Q. nigra has been observed flowering in February and March.[5]

Seed dispersal

Q. nigra is thought to be dispersed by gravity. [6]

Fire ecology

Populations of Quercus nigra have been known to persist through repeated annual burns.[7][8][9]

Herbivory and toxicology

Q. nigra has been observed at the Archbold Biological Station to host bees such as Apis mellifera (family Apidae).[10] Additionally, Q. nigra has been observed to host planthoppers such as Catonia sp. (family Achilidae), moths such as Halysidota tessellaris (family Arctiidae), leafhoppers from the Cicadellidae family such as Alebra aurea, Draeculacephala zeae, Eratoneura acantha and Eratoneura parva, true bugs such as Cedusa sp. (family Derbidae) and members of the family Reduviidae such as Triatoma sanguisuga and Zelus luridus, bees from the Membracidae family such as Archasia belfragei, Atymna querci, Cyrtolobus fuliginosus, C. fuscipennis, C. maculifrontis, C. puritanus, C. ovatus, C. tuberosus, Entylia carinata, Ophiderma definita, O. salamandra, Smilia camelus, Spissistilus festinus and Telamona monticola, as well as plant bugs from the Miridae family such as Atractotomus miniatus and Hamatophylus guttulosus.[11]

Conservation, cultivation, and restoration

Cultural use

Photo Gallery

References and notes

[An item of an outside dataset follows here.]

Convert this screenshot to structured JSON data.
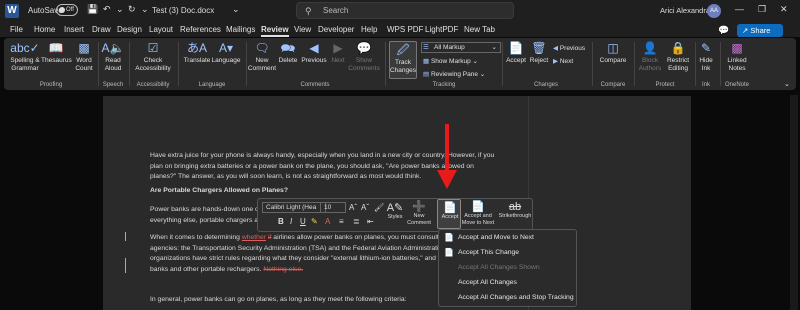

  1. 1.0 1.1 1.2 Florida State University Herbarium Database. URL: http://herbarium.bio.fsu.edu. Last accessed: June 2021. Collectors: Loran C. Anderson, Robert Doren, Alan R. Franck, Robert K. Godfrey, Bruce Hansen, JoAnn Hansen, H. Kurz, Herbert Monoson, Gwynn W. Ramsey, Ann M. Redmond, W. D. Reese, H. Larry Stripling, and Dwayne Wise. States and counties: Florida: Clay, Columbia, Franklin, Gadsden, Hillsborough, Jackson, Leon, Madison, St. Johns, and Wakulla.
  2. Cohen, S., R. Braham, and F. Sanchez. (2004). Seed Bank Viability in Disturbed Longleaf Pine Sites. Restoration Ecology 12(4):503-515.
  3. Moore, W.H., B.F. Swindel, and W.S. Terry. (1982). Vegetative Response to Clearcutting and Chopping in a North Florida Flatwoods Forest. Journal of Range Management 35(2):214-218.
  4. Carr, S.C., K.M. Robertson, and R.K. Peet. 2010. A vegetation classification of fire-dependent pinelands of Florida. Castanea 75:153-189.
  5. Nelson, G. PanFlora: Plant data for the eastern United States with emphasis on the Southeastern Coastal Plains, Florida, and the Florida Panhandle. www.gilnelson.com/PanFlora/ Accessed: 13 DEC 2016
  6. Kirkman, L. Katherine. Unpublished database of seed dispersal mode of plants found in Coastal Plain longleaf pine-grasslands of the Jones Ecological Research Center, Georgia.
  7. Robertson, K.M. Unpublished data collected from Pebble Hill Fire Plots, Pebble Hill Plantation, Thomasville, Georgia.
  8. Glitzenstein, J. S., D. R. Streng, R. E. Masters, K. M. Robertson and S. M. Hermann 2012. Fire-frequency effects on vegetation in north Florida pinelands: Another look at the long-term Stoddard Fire Research Plots at Tall Timbers Research Station. Forest Ecology and Management 264: 197-209.
  9. Platt, W.J., R. Carter, G. Nelson, W. Baker, S. Hermann, J. Kane, L. Anderson, M. Smith, K. Robertson. 2021. Unpublished species list of Wade Tract old-growth longleaf pine savanna, Thomasville, Georgia.
  10. Deyrup, M.A. and N.D. 2015. Database of observations of Hymenoptera visitations to flowers of plants on Archbold Biological Station, Florida, USA.
  11. Discoverlife.org [1]